===== Entries shown =====

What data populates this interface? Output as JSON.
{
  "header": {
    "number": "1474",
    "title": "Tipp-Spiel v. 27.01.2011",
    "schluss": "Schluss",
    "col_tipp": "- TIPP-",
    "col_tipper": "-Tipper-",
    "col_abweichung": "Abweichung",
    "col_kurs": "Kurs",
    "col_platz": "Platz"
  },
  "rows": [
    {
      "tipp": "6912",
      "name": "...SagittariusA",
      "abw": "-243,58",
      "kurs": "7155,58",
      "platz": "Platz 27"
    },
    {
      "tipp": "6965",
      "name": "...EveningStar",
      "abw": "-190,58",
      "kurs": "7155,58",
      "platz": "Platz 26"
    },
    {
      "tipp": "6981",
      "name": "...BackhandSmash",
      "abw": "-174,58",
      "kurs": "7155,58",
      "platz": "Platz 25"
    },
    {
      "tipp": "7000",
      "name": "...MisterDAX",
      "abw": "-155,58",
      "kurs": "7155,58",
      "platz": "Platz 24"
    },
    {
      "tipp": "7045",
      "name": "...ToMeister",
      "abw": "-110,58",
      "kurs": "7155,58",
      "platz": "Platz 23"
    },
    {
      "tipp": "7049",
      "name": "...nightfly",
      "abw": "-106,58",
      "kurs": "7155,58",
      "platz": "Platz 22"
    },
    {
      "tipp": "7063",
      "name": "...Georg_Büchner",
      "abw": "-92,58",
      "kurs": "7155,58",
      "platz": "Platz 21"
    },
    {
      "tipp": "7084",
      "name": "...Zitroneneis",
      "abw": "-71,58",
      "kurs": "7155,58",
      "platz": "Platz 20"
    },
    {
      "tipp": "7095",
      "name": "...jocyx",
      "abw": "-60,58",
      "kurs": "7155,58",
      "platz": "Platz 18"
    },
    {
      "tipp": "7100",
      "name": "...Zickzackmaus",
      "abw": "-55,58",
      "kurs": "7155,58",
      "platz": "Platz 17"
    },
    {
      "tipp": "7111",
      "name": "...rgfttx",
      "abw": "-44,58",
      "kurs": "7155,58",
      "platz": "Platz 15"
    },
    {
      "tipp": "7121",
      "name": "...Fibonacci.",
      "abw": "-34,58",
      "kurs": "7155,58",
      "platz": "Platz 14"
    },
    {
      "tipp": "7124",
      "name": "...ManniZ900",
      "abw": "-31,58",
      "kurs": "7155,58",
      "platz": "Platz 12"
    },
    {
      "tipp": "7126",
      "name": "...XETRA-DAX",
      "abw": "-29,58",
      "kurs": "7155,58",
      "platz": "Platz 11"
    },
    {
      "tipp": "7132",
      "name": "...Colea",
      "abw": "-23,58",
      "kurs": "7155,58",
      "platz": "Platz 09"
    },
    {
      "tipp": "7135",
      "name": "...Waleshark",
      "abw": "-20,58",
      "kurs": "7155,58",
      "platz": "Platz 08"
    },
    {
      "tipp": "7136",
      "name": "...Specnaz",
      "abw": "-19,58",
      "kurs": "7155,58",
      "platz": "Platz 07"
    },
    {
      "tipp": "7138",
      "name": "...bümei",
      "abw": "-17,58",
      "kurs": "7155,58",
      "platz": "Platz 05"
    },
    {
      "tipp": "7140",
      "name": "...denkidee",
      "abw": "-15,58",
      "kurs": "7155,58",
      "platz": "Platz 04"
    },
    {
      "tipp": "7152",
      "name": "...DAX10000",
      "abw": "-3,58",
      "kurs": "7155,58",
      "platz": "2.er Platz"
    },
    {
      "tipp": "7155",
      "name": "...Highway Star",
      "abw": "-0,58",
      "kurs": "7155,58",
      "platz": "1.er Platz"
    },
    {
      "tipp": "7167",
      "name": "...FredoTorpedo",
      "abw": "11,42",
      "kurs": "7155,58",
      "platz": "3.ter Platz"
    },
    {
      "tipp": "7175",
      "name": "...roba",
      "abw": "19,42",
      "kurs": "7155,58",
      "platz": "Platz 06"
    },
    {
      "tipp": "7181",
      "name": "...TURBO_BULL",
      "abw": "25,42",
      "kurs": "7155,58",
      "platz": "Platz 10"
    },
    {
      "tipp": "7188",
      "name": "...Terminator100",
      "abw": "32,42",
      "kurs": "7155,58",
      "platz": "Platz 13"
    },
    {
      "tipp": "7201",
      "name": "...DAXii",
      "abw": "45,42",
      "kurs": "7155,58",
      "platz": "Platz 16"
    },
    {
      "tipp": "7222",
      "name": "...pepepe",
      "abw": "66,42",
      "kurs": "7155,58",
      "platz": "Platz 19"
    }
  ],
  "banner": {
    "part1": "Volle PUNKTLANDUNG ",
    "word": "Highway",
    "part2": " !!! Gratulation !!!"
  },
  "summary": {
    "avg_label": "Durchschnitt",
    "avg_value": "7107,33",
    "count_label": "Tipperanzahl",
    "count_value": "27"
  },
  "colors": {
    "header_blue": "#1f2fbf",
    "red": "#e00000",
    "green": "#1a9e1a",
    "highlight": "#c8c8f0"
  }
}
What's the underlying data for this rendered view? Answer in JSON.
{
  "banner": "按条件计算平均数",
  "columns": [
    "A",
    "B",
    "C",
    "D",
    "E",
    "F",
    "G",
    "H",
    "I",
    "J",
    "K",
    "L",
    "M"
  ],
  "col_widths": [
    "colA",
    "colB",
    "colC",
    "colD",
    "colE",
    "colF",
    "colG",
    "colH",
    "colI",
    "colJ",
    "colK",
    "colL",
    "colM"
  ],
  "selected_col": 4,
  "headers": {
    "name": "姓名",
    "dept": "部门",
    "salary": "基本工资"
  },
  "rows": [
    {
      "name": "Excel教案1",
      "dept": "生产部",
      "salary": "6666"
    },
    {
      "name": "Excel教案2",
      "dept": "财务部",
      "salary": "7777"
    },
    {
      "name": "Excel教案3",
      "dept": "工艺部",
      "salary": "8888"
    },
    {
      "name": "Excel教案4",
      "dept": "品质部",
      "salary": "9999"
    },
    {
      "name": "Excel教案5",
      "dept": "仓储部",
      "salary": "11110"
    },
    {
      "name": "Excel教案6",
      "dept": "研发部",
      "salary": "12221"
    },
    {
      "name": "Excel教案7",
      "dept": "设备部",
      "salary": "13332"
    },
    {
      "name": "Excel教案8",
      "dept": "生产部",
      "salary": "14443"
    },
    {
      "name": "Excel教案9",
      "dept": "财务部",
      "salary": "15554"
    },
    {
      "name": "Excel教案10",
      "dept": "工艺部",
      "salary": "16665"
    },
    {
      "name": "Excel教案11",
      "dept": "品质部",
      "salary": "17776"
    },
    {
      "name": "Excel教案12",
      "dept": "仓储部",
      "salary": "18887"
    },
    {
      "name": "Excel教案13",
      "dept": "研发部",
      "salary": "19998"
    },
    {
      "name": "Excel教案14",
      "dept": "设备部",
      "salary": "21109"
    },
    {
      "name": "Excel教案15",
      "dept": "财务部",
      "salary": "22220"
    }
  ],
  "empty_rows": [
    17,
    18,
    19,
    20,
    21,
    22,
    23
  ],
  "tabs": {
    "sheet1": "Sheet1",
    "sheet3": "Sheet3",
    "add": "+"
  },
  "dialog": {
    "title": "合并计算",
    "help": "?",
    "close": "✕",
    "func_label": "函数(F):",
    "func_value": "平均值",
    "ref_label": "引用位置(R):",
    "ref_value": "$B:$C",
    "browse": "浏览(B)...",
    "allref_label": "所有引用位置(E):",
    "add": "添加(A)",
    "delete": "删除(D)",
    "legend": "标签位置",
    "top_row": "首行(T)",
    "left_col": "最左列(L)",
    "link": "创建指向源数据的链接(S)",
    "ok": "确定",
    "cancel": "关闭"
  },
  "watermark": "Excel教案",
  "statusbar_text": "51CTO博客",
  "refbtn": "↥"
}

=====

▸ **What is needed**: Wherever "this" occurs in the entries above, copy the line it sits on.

▸ **Exercise answer**:
What data populates this interface? Output as JSON.
What's the underlying data for this rendered view? Answer in JSON.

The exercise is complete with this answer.